Cardiovascular magnetic resonance in children with suspected myocarditis: current practice and applicability of adult protocols


  • B. Pitak
  • B. Opgen-Rhein
  • S. Schubert
  • K. Reineker
  • G. Wiegand
  • D. Boecker
  • A. Rentzsch
  • B. Ruf
  • S. Özcan
  • B. Wannenmacher
  • T. Pickardt
  • F. Seidel
  • D. Messroghli


  • Cardiology in the Young


  • Cardiol Young 32 (12): 1957-1965


  • BACKGROUND: Cardiovascular magnetic resonance serves as a useful tool in diagnosing myocarditis. Current adult protocols are yet to be validated for children; thus, it remains unclear if the methods used can be applied with sufficient image quality in children. This study assesses the use of cardiovascular magnetic resonance in children with suspected myocarditis. METHODS: Image data from clinical cardiovascular magnetic resonance studies performed in children enrolled in Mykke between June 2014 and April 2019 were collected and analysed. The quality of the data sets was evaluated using a four-point quality scale (4: excellent, 3: good, 2: moderate, 1: non-diagnostic). RESULTS: A total of 102 patients from 9 centres were included with a median age (interquartile range) of 15.4(10.7-16.6) years, 137 cardiovascular magnetic resonance studies were analysed. Diagnostic image quality was found in 95%. Examination protocols were consistent with the original Lake Louise criteria in 58% and with the revised criteria in 35%. Older patients presented with better image quality, with the best picture quality in the oldest age group (13-18 years). Sedation showed a negative impact on image quality in late gadolinium enhancement and oedema sequences. No such correlation was seen in cardiac function assessment sequences. In contrast to initial scans, in follow-up examinations, the use of parametric mapping increased while late gadolinium enhancement and oedema sequences decreased. CONCLUSION: Cardiovascular magnetic resonance protocols for the assessment of adult myocarditis can be applied to children without significant constraints in image quality.

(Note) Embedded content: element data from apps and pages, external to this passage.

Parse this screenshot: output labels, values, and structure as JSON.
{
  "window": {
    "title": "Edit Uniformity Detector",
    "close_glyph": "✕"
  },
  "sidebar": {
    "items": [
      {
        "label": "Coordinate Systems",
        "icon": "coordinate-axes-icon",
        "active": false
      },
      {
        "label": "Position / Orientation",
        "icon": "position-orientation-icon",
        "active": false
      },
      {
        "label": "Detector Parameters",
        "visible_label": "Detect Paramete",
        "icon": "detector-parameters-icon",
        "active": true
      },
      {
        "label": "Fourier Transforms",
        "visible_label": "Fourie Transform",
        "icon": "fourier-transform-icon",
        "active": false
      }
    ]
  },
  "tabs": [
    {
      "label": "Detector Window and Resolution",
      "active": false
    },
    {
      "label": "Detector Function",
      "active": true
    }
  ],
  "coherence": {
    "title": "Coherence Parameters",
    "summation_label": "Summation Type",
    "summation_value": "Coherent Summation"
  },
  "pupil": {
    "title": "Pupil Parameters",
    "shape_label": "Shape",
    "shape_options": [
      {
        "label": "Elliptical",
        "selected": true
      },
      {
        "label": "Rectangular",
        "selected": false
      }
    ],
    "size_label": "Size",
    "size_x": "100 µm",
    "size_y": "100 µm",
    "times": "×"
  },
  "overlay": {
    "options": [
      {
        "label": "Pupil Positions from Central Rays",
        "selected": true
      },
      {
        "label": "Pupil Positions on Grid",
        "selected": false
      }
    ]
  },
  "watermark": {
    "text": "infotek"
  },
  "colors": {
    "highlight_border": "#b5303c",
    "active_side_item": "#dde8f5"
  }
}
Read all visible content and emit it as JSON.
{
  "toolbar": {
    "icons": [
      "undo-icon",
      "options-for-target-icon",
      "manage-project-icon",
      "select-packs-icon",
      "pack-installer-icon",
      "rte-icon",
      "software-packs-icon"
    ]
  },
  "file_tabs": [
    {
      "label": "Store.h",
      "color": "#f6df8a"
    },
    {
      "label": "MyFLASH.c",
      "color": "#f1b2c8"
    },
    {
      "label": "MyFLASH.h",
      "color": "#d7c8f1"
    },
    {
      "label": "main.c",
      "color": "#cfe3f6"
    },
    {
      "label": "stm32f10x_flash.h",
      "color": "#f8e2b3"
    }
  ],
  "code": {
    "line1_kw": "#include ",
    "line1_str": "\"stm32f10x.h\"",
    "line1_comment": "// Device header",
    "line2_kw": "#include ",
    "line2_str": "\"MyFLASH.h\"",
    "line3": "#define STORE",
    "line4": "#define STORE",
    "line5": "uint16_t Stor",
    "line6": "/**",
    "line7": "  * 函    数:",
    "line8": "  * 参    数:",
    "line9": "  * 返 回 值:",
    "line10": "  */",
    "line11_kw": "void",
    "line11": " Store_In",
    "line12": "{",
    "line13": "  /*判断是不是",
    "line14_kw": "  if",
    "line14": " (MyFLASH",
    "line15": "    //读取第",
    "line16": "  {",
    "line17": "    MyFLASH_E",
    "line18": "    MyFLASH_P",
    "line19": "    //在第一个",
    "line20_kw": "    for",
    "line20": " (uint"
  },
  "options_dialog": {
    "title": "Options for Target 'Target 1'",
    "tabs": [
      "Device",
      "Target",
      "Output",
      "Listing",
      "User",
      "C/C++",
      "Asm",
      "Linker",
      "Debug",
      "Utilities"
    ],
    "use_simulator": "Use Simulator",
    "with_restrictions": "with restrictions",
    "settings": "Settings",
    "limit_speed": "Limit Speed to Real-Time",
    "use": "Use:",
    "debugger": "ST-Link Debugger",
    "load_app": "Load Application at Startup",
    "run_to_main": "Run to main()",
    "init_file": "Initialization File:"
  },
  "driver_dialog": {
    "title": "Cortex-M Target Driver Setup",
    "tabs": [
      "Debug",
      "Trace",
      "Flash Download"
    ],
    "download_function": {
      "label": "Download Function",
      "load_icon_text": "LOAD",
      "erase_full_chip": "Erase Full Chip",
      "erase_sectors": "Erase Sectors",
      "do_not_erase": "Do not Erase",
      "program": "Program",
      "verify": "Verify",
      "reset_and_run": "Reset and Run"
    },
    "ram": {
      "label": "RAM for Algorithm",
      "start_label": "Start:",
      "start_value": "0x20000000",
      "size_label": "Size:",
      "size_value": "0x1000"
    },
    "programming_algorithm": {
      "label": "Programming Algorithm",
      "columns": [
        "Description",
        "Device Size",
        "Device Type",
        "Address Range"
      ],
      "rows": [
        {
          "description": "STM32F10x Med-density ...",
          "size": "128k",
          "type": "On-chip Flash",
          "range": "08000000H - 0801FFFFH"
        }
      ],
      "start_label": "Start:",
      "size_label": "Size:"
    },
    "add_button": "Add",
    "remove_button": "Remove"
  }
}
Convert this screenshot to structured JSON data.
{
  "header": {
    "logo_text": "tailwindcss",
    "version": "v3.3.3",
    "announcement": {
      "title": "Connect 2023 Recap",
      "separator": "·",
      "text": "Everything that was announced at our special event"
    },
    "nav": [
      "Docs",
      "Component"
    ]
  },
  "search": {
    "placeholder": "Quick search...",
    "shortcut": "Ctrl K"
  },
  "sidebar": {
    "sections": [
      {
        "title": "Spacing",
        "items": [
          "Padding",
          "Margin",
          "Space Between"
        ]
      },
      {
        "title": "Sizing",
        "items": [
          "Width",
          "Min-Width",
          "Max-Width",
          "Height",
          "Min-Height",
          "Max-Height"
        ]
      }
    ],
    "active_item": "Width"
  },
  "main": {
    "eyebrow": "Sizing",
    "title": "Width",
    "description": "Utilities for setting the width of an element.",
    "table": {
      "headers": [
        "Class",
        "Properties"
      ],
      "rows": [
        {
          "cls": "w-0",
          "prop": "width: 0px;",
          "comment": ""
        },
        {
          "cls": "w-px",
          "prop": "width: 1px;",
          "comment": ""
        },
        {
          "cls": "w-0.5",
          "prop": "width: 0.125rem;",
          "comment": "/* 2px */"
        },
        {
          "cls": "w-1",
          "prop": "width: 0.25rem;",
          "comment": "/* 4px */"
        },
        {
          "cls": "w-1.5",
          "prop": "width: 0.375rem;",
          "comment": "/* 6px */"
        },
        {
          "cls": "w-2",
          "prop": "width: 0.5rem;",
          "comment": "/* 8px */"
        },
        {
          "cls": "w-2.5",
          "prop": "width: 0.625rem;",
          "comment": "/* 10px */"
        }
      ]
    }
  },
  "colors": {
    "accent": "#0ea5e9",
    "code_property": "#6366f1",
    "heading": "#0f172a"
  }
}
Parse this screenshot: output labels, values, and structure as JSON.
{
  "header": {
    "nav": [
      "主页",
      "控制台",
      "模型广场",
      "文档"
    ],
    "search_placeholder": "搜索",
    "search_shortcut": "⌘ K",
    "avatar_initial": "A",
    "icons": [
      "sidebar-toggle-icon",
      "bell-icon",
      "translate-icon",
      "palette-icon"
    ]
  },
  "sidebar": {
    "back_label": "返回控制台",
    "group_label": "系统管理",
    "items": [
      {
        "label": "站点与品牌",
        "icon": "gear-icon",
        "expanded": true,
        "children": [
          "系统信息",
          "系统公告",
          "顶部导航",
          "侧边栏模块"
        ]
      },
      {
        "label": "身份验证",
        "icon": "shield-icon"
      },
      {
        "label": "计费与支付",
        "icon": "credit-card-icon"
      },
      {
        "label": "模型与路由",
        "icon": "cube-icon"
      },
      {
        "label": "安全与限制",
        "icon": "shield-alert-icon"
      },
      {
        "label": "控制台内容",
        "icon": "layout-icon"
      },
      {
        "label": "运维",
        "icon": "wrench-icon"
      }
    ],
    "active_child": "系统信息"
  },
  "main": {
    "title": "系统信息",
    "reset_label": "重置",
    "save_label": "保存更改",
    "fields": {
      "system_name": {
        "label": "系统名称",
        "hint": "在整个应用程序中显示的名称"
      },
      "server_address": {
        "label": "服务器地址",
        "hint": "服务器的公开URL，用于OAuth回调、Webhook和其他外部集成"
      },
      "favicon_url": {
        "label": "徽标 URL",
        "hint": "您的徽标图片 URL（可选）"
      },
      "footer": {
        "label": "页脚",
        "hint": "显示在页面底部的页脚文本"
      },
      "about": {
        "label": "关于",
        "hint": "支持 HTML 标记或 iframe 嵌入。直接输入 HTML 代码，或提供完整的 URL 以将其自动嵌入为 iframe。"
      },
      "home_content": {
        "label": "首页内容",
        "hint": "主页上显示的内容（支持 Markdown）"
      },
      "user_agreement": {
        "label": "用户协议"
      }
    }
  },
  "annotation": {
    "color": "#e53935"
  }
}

Given the lack of specific recommendations for children, cardiovascular magnetic resonance protocols should follow recent recommendations for adult cardiovascular magnetic resonance.